COOKIE CONSENT
Create
Notifications
Favorites Edit

Rafael Nadal: The greatest single-surface men’s tennis player in the Open Era

ANALYST
Feature
1.37K   //    09 Jun 2018, 11:17 IST

TENNIS: JUN 08 French Open
TENNIS: JUN 08 French Open

As Rafael Nadal gets ready for his 11th French Open Final and stays within 3 sets of winning an unprecedented 11th French Open title, I couldn’t help but think of one thing: Is Nadal not just the greatest Clay Court men’s player ever, but also the best single-surface player that the Open Era has seen?

The reason I limit the question to the Open Era is two-fold; one, the lack of opportunity in the Amateur Era and two, the lack of historical data for a lot of players of the past. What I’ve done to legitimise the process and outcome is identified some of the greatest single-surface players that the game has seen in the Open Era, and drawn up a statistical comparison on multiple parameters.

It is also worth noting that a single-surface record by no means qualifies that the player is great only on one surface, it only exhibits his greatness on that surface, at the very least. So, here is the lineup (in no necessary order):

  1. Bjorn Borg (Clay)
  2. Pete Sampras (Grass)
  3. Roger Federer (Grass)
  4. Roger Federer (Hard)
  5. Novak Djokovic (Hard)
  6. Rafael Nadal (Clay)

While there have been multiple other great single-surface players, the ones listed above have shown both domination and a certain degree of longevity in their careers on these surfaces. Borg on Clay or Borg on Grass or even Borg on both was a difficult choice to make, but the above lineup makes it even by having exactly two players per surface.

Grand Slam performance

Let’s start with the obvious, and potentially, most important statistic, their Grand Slam performance. We evaluate three data points here: Grand Slams participated in (including Qualifiers), Finals appearances, and Championships.

Single-surface Grand Slam Performances of these Greats
Single-surface Grand Slam Performances of these Greats

The above table clearly demonstrates the sheer domination that the likes of Borg and Nadal have had on clay. By winning it all, every three out of four times (or even better), they have inarguably dominated the surface during the peaks of their powers. What is also interesting to note is that Nadal and Borg have never lost French Open Finals, Sampras has never lost a Wimbledon Final, and Djokovic has never lost an Australian Open Final (not mentioned in the table as the US Open and Australian Open stats have been clubbed), clearly highlighting their big match mentality on the biggest stage, on their preferred surface. It is also worth noticing that even two of the greatest Hard Court players of all-time have not been able to dominate the surface as much as Nadal and Borg have dominated Clay.

The degree of Nadal’s domination can also be deduced from the fact that he has thrice won the French Open without dropping a set (the most in the Open Era, by a player on a single surface). Borg has also twice won the French Open without dropping a set and Federer has won Wimbledon and Australian Open once each, without dropping a set.

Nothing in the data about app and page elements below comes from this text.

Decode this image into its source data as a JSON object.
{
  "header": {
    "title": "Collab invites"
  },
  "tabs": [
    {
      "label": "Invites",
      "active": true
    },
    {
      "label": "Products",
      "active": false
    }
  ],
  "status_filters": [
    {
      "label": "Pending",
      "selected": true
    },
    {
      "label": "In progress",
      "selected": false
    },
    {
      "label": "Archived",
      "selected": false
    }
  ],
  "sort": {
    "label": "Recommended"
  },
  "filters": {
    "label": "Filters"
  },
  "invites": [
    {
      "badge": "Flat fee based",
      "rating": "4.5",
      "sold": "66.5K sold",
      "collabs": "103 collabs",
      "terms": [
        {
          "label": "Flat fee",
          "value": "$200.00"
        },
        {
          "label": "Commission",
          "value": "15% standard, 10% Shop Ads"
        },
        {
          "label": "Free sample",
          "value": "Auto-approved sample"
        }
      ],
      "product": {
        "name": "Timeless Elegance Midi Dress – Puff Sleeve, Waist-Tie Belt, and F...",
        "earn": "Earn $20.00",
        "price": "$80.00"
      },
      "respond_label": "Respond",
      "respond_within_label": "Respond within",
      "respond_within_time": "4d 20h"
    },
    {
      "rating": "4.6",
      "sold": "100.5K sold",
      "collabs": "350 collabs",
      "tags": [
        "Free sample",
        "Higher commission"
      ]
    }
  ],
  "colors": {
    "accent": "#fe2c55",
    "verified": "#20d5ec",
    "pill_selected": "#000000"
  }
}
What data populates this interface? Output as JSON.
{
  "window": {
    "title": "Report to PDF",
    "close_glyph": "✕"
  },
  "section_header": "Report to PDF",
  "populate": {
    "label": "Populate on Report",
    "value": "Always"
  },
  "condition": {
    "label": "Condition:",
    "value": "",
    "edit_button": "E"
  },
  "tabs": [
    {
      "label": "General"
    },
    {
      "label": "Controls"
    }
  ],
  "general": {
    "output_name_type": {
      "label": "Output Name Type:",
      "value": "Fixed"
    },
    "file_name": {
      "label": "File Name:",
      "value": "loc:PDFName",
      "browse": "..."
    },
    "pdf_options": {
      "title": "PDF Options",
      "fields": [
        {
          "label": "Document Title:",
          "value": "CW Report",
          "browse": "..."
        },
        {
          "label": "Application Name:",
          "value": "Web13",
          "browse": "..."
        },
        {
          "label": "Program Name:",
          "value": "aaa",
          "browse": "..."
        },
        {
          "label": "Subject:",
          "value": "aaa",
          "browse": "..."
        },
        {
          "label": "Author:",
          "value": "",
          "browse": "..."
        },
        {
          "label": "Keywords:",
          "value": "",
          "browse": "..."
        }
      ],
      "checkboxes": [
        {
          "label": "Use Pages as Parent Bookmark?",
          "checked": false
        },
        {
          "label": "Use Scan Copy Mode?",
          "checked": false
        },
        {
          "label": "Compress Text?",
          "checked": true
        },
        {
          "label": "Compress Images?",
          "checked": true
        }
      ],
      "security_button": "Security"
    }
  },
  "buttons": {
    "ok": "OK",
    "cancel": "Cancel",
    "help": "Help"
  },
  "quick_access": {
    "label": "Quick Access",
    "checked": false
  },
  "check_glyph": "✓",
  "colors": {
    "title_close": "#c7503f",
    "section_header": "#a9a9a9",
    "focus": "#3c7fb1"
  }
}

Overall performance

While a player’s Grand Slam record is what is talked about most, the debate for the greatest single-surface player would be rendered incomplete without a look at their performance on the surface across tournaments. The following two tables analyze the win-loss records and the percentage of events won by a player as a factor of the events they took part in.

Match Win-Loss record

Match win-loss record
Match win-loss record

Events Win Percentage Record

Events Win Percetage
Events Win Percentage

Not only does Nadal boast the best win percentage on a surface, a staggering 91.89%, he has also won more than 60% of the clay court events he has played in. No other player in the fray here has won more than 42%, a clear testament to Nadal’s domination on a single surface!

Conclusion

With four of the six entries on this list nearing the twilight of their careers (not by performance but by age), and the other two having retired long back, it is fair to assume that there would not be an exaggerated statistical deviation in these records. Based on what we have just seen in the analysis above, Nadal, who will most definitely go down as the best clay court player of all-time (till his era), should not just be looked at from the lens of a clay court player. The lens is actually wider and should accommodate the greatest single-surface player, and while the debate for the Greatest of All Time may never be settled, the Greatest Single-Surface Player of All-Time until his time, is probably the man from Mallorca.

Topics you might be interested in:
ANALYST
Fetching more content...